Positioning, The Battle For Your Mind
Review - 04 Sep 2015
Walking into the supermarket you do the whole ‘ahhh what am I here for again’ thing. Looking around your head starts to spin as the visual onslaught hits your retinas - the bright colours and fancy product packaging add to the visual haze. Confusion sets in.
Bread. You remember you needed to get bread.
Scampering to the bread isle, your senses start to feel safe and normal again - the fresh smell is reassuring. You’re safe, again.
Snap, back to reality.
The clouds in your mind start to infiltrate their way back. You mind start to compare bread prices against the different bread attributes. Do you want thin or thick slice, toast or sandwich, whole grain or white? Shit. But you’ve heard good things about organic/paleo/gluten-free/wanker loaf. Crap - it’s too much. You just wanted bread, and maybe milk.
Yes, I know - this is not a major life-changing decision, but you want to get it right.
This is when the concept of positioning kicks in. With your conscious mind overloaded, your subconscious (lazy and safe) puts up its hand, ready to speak - it wants its turn too.
Now, like every person I’ve ever met, I bet you like to think you’re discerning. You’re not like other people. You’re in control, and you make your own decisions. And they’re good choices, right? Well, I hate to break it to you, but your mind is a little out of control. I’m serious. Our minds can’t possibly or accurately interpret all the options thoroughly to make informed decision. And if we tried then that could take us mortals days, maybe even years.
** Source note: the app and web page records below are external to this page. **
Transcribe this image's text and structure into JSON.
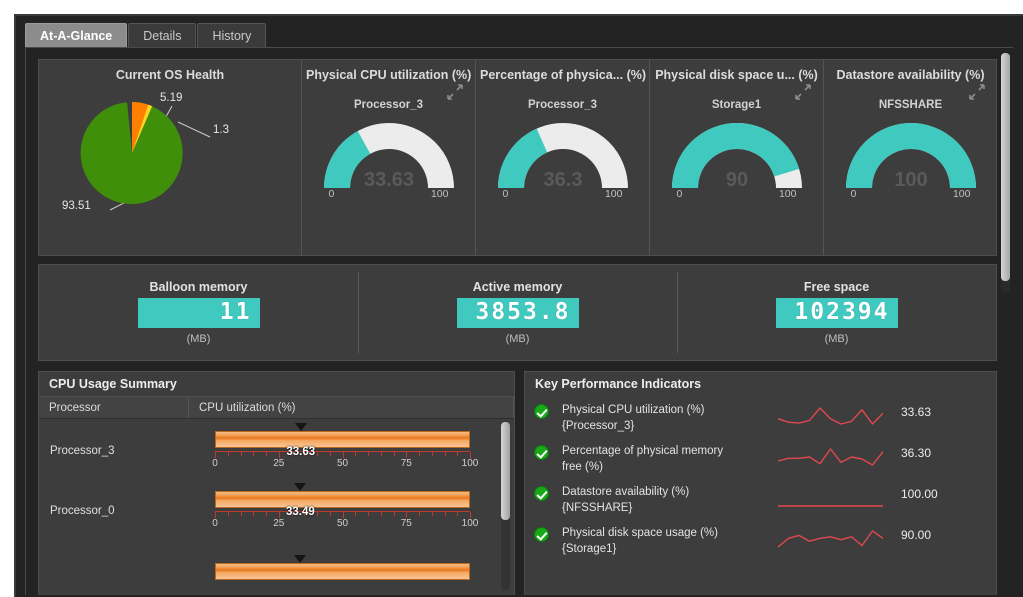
{
  "tabs": [
    {
      "label": "At-A-Glance",
      "active": true
    },
    {
      "label": "Details",
      "active": false
    },
    {
      "label": "History",
      "active": false
    }
  ],
  "colors": {
    "accent_teal": "#3fc9bf",
    "gauge_track": "#ececec",
    "pie_green": "#3f8f0a",
    "pie_orange": "#ff7f00",
    "pie_yellow": "#ffd21e",
    "bar_orange": "#e8751a",
    "axis_red": "#c0392b",
    "ok_green": "#18a818",
    "panel_bg": "#3d3d3d",
    "window_bg": "#232323"
  },
  "gauges_panel": {
    "pie": {
      "title": "Current OS Health",
      "type": "pie",
      "slices": [
        {
          "label": "93.51",
          "value": 93.51,
          "color": "#3f8f0a"
        },
        {
          "label": "5.19",
          "value": 5.19,
          "color": "#ff7f00"
        },
        {
          "label": "1.3",
          "value": 1.3,
          "color": "#ffd21e"
        }
      ]
    },
    "gauges": [
      {
        "title": "Physical CPU utilization (%)",
        "subject": "Processor_3",
        "value": "33.63",
        "value_num": 33.63,
        "min": "0",
        "max": "100",
        "expand_icon": "expand-icon"
      },
      {
        "title": "Percentage of physica... (%)",
        "subject": "Processor_3",
        "value": "36.3",
        "value_num": 36.3,
        "min": "0",
        "max": "100",
        "expand_icon": "expand-icon"
      },
      {
        "title": "Physical disk space u... (%)",
        "subject": "Storage1",
        "value": "90",
        "value_num": 90,
        "min": "0",
        "max": "100",
        "expand_icon": "expand-icon"
      },
      {
        "title": "Datastore availability (%)",
        "subject": "NFSSHARE",
        "value": "100",
        "value_num": 100,
        "min": "0",
        "max": "100",
        "expand_icon": "expand-icon"
      }
    ]
  },
  "memory_panel": {
    "cells": [
      {
        "title": "Balloon memory",
        "value": "11",
        "unit": "(MB)"
      },
      {
        "title": "Active memory",
        "value": "3853.8",
        "unit": "(MB)"
      },
      {
        "title": "Free space",
        "value": "102394",
        "unit": "(MB)"
      }
    ]
  },
  "cpu_panel": {
    "title": "CPU Usage Summary",
    "columns": [
      "Processor",
      "CPU utilization (%)"
    ],
    "axis_labels": [
      "0",
      "25",
      "50",
      "75",
      "100"
    ],
    "rows": [
      {
        "processor": "Processor_3",
        "value": "33.63",
        "value_num": 33.63
      },
      {
        "processor": "Processor_0",
        "value": "33.49",
        "value_num": 33.49
      },
      {
        "processor": "",
        "value": "",
        "value_num": 33.2
      }
    ]
  },
  "kpi_panel": {
    "title": "Key Performance Indicators",
    "rows": [
      {
        "status": "ok",
        "label": "Physical CPU utilization (%)",
        "subject": "{Processor_3}",
        "value": "33.63",
        "spark": [
          36,
          32,
          31,
          34,
          48,
          36,
          30,
          33,
          46,
          30,
          42
        ]
      },
      {
        "status": "ok",
        "label": "Percentage of physical memory",
        "subject": "free (%)",
        "value": "36.30",
        "spark": [
          30,
          34,
          34,
          36,
          26,
          48,
          28,
          36,
          33,
          24,
          44
        ]
      },
      {
        "status": "ok",
        "label": "Datastore availability (%)",
        "subject": "{NFSSHARE}",
        "value": "100.00",
        "spark": [
          34,
          34,
          34,
          34,
          34,
          34,
          34,
          34,
          34,
          34,
          34
        ]
      },
      {
        "status": "ok",
        "label": "Physical disk space usage (%)",
        "subject": "{Storage1}",
        "value": "90.00",
        "spark": [
          30,
          36,
          38,
          34,
          36,
          37,
          35,
          37,
          31,
          41,
          36
        ]
      }
    ]
  },
  "chart_data": [
    {
      "type": "pie",
      "title": "Current OS Health",
      "categories": [
        "93.51",
        "5.19",
        "1.3"
      ],
      "values": [
        93.51,
        5.19,
        1.3
      ],
      "colors": [
        "#3f8f0a",
        "#ff7f00",
        "#ffd21e"
      ],
      "legend": "none",
      "labels_shown": true
    },
    {
      "type": "gauge",
      "title": "Physical CPU utilization (%)",
      "subtitle": "Processor_3",
      "values": [
        33.63
      ],
      "ylim": [
        0,
        100
      ],
      "tick_labels": [
        "0",
        "100"
      ]
    },
    {
      "type": "gauge",
      "title": "Percentage of physica... (%)",
      "subtitle": "Processor_3",
      "values": [
        36.3
      ],
      "ylim": [
        0,
        100
      ],
      "tick_labels": [
        "0",
        "100"
      ]
    },
    {
      "type": "gauge",
      "title": "Physical disk space u... (%)",
      "subtitle": "Storage1",
      "values": [
        90
      ],
      "ylim": [
        0,
        100
      ],
      "tick_labels": [
        "0",
        "100"
      ]
    },
    {
      "type": "gauge",
      "title": "Datastore availability (%)",
      "subtitle": "NFSSHARE",
      "values": [
        100
      ],
      "ylim": [
        0,
        100
      ],
      "tick_labels": [
        "0",
        "100"
      ]
    },
    {
      "type": "bar",
      "title": "CPU Usage Summary",
      "xlabel": "CPU utilization (%)",
      "ylabel": "Processor",
      "categories": [
        "Processor_3",
        "Processor_0"
      ],
      "values": [
        33.63,
        33.49
      ],
      "xlim": [
        0,
        100
      ],
      "tick_labels": [
        "0",
        "25",
        "50",
        "75",
        "100"
      ],
      "grid": false
    },
    {
      "type": "line",
      "title": "Key Performance Indicators",
      "series": [
        {
          "name": "Physical CPU utilization (%) {Processor_3}",
          "values": [
            36,
            32,
            31,
            34,
            48,
            36,
            30,
            33,
            46,
            30,
            42
          ],
          "last": 33.63
        },
        {
          "name": "Percentage of physical memory free (%)",
          "values": [
            30,
            34,
            34,
            36,
            26,
            48,
            28,
            36,
            33,
            24,
            44
          ],
          "last": 36.3
        },
        {
          "name": "Datastore availability (%) {NFSSHARE}",
          "values": [
            34,
            34,
            34,
            34,
            34,
            34,
            34,
            34,
            34,
            34,
            34
          ],
          "last": 100.0
        },
        {
          "name": "Physical disk space usage (%) {Storage1}",
          "values": [
            30,
            36,
            38,
            34,
            36,
            37,
            35,
            37,
            31,
            41,
            36
          ],
          "last": 90.0
        }
      ],
      "legend": "none",
      "grid": false
    }
  ]
}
No one has that sort of time to assess the complexities of bread, let alone our many other daily decisions.
So how do we get by, how do we actually make purchasing decisions?
It’s called positioning.
In 1981 two smart guys; Al Ries and Jack Trout wrote one of the great marketing books. Positioning: The Battle for your Mind.
The book uncovers palatable examples from both Al and Jack’s ad agency experiences. It highlights how consumers categorise brands’ products in their minds. For you business folk, the book provides models for you to utilise when analysing your business - the brand and competitive environment.
This book is one of the great marketing reads. Today’s strategies all have a lot to do with positioning your product or service in the mind of the customers. Even with new marketing approaches, their principles continue to have complete relevance.
There are many territories of positioning described in the book, some of which i’ve listed below. For me the main idea to take away links to how humans minds work. Typically, we can recall seven brand names for each product category, and three of which come to mind immediately - if you’ve read Daniel Kahneman’s Thinking, fast and slow’ you’ll understand why. Positioning looks at the techniques to rule these categories in the mind of the customer, becoming a front-of-mind brand.
- Positioning of a leader
- Positioning as a follower
- Repositioning the competition
- The power of a name
- The no-name trap
- The free-ride trap
- The line extension trap
Knowing and being able to reference these ideas as you endeavour to market your business will undoubtedly contribute to the success of your firm. Feel for consumers; they’re confused, restless and time conscious. Life’s stressors linger like dark clouds in their mind, giving room for limited product information to cut through. It’s our job to make it easy to make choices, it’s our job to think about the consumer.